Dr. Byron Wine is the Vice President of Operations at the Faison Center in Richmond, Virginia. Byron also maintains an academic appointment in the School of Behavior Analysis at the Florida Institute of Technology. Byron holds a PhD in Educational Psychology from Temple University, is a Board Certified Behavior Analyst-Doctoral (BCBA-D), and is a licensed behavior analyst in Virginia. Byron has over 20 peer-reviewed publications and book chapters related to behavior analysis, autism, and organizational behavior management. Byron has worked in a variety of clinical and administrative roles, but the majority of his experience has involved working with adults diagnosed with autism spectrum disorder.
Ethan Long joined the Virginia Institute of Autism (VIA) in 2010 as its Executive Director. Under his leadership and strategic vision, VIA has grown to reach five times as many families and provide services to a dozen more school districts and localities across central Virginia. He holds a Ph.D. in child clinical psychology from West Virginia University and is a Licensed Behavior Analyst. He completed a pre-doctoral internship and post-doctoral fellowship at the Kennedy Krieger Institute and the Johns Hopkins University School of Medicine. Dr. Long has authored over 20 peer-reviewed journal articles and book chapters related to autism, applied behavior analysis, and a variety of developmental and behavioral disorders. He has delivered more than 100 presentations and workshops, nationally and internationally, related to autism and developmental disorders.
Fay Painter is the Executive Director of Autism Speaks, National Capital Chapter; the chapter serves Virginia, Maryland and DC. Autisms Speaks is the leading autism organization in the world that is working to enhance life today and create a spectrum of solutions for tomorrow. Previously, Fay served as the Chapter President of the National Multiple Sclerosis Society, Blue Ridge Chapter. She graduated with honors from Bucknell University and lives in Charlottesville with her husband, Tom Blalock, and son, Adam.

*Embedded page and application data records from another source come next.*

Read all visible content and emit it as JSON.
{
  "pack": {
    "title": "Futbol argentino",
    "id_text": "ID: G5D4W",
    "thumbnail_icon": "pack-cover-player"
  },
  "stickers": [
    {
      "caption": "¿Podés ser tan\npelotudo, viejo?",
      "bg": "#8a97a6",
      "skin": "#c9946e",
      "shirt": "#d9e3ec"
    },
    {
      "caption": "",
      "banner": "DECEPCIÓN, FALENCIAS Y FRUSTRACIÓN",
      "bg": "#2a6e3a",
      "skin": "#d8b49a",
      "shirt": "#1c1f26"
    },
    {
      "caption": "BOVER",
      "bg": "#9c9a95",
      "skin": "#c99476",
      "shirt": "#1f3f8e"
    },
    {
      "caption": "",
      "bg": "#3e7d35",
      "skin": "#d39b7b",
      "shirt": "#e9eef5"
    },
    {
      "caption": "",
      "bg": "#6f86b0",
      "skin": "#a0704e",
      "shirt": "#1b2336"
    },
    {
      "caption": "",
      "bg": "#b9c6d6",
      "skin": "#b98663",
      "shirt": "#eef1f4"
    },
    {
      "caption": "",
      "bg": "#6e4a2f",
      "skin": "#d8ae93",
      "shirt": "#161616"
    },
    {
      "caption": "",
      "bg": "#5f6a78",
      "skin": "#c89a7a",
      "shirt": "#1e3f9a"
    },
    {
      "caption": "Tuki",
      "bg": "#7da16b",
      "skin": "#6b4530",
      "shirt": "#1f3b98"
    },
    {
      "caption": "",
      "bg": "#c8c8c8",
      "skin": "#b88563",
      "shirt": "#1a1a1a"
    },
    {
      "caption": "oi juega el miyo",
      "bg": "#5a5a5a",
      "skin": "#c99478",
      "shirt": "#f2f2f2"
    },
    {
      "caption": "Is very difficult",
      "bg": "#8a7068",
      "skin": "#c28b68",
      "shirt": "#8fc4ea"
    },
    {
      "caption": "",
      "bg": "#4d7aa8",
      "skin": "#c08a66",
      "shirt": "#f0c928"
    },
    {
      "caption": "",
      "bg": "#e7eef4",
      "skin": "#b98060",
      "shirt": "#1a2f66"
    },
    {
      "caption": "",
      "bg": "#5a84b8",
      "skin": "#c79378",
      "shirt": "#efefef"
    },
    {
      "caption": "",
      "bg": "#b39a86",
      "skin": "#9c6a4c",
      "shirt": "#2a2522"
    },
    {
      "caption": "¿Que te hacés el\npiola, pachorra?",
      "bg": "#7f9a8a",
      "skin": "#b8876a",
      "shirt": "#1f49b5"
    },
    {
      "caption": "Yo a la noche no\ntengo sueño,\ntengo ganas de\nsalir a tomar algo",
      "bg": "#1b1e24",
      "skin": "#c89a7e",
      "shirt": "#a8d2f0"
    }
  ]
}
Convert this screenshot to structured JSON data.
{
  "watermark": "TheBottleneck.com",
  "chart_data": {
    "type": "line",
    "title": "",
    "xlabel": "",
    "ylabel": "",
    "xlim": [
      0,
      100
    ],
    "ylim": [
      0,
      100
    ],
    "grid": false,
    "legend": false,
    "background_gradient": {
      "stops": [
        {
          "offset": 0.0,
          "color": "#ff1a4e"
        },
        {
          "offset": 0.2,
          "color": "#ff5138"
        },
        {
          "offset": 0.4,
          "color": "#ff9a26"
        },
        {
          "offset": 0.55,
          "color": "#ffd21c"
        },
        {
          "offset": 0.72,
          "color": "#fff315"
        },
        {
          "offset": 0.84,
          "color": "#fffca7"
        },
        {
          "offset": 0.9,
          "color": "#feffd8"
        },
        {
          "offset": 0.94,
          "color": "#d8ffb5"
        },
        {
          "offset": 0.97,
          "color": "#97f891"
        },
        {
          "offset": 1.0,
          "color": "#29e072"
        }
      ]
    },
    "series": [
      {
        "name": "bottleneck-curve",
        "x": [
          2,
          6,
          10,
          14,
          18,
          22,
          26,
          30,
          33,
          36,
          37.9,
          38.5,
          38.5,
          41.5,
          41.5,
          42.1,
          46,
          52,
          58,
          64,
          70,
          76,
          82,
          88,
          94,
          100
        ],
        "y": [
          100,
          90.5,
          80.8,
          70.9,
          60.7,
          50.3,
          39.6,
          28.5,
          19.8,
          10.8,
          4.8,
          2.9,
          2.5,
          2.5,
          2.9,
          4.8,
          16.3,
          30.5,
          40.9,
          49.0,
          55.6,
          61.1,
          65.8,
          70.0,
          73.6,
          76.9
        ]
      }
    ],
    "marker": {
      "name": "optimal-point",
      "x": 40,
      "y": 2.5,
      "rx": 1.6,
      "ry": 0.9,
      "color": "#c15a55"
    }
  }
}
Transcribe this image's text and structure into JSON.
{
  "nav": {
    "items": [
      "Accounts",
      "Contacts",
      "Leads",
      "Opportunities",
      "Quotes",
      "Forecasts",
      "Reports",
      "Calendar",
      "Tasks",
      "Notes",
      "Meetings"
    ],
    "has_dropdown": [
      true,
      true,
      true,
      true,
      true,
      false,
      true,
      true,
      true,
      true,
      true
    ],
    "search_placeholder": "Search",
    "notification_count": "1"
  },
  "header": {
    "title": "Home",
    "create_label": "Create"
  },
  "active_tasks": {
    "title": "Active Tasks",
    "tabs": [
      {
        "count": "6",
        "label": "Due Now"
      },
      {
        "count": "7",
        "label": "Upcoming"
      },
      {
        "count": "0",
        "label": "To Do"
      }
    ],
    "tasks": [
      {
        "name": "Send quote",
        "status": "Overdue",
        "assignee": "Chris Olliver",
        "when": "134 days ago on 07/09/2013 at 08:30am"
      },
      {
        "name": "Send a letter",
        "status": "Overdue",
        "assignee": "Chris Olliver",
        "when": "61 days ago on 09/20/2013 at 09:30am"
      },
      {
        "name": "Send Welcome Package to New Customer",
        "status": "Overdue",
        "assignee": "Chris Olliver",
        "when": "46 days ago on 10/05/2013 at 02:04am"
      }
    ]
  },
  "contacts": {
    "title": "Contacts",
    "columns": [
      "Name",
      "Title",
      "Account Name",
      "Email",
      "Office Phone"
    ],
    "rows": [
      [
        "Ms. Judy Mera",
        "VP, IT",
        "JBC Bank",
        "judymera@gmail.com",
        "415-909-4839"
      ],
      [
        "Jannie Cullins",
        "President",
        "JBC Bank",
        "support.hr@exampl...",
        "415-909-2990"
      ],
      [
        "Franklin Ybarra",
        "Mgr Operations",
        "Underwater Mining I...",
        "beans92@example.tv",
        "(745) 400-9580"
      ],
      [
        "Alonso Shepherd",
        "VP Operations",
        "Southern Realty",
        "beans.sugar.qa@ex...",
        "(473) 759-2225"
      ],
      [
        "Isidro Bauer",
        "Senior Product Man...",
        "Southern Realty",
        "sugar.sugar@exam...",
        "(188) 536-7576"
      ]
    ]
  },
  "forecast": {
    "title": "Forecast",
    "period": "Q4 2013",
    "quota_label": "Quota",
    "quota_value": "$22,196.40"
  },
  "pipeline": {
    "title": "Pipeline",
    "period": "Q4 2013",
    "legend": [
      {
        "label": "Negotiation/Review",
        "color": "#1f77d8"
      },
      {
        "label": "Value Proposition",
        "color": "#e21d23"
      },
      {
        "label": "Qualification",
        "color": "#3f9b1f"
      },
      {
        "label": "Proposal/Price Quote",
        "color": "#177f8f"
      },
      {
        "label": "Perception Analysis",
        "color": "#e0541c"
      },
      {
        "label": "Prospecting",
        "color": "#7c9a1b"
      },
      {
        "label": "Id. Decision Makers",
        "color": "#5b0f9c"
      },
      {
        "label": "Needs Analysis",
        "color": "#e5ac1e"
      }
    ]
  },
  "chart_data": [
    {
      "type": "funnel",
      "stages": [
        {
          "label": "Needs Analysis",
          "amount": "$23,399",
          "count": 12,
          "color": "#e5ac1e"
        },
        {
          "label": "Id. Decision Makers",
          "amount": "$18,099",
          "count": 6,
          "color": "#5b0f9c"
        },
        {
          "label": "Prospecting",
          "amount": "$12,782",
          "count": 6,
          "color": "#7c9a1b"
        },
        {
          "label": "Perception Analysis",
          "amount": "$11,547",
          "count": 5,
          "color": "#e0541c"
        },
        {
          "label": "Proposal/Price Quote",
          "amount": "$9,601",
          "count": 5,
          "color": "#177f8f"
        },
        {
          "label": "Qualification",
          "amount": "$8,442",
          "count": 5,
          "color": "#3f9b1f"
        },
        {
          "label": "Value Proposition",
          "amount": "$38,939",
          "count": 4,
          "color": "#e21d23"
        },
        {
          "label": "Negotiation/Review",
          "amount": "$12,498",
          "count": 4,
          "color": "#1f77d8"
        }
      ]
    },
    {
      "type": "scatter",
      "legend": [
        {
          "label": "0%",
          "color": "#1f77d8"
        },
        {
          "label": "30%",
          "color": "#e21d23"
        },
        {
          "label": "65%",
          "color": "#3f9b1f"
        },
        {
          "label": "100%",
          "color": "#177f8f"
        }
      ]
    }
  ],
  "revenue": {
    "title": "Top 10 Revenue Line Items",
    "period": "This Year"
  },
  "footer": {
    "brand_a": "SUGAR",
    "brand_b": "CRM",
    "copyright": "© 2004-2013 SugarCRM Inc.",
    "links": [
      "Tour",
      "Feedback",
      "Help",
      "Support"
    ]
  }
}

Kevin Kirst is the Director of Special Education in Albemarle County Public Schools. He received Masters of Social Work degree in 1994 from The State University of New York in Buffalo and his Education Specialist degree from The George Washington University in 2006. He began his professional career in Northern New York working in the public schools as a School Social Worker. He relocated to Charlottesville and worked in Albemarle County Schools as a Special Education Coordinator in 1998 and then assumed the role of Director of Special Education in 2005. In 2013, he began what is known as A-BASE Services (Building Appropriate Services with Evidence) for student with autism in the regular education curriculum and environment. This service delivery model has expanded since its inception to serve students with Autism in grades K-12 across the Albemarle County School Division. This service delivery model currently serves over 100 students with autism.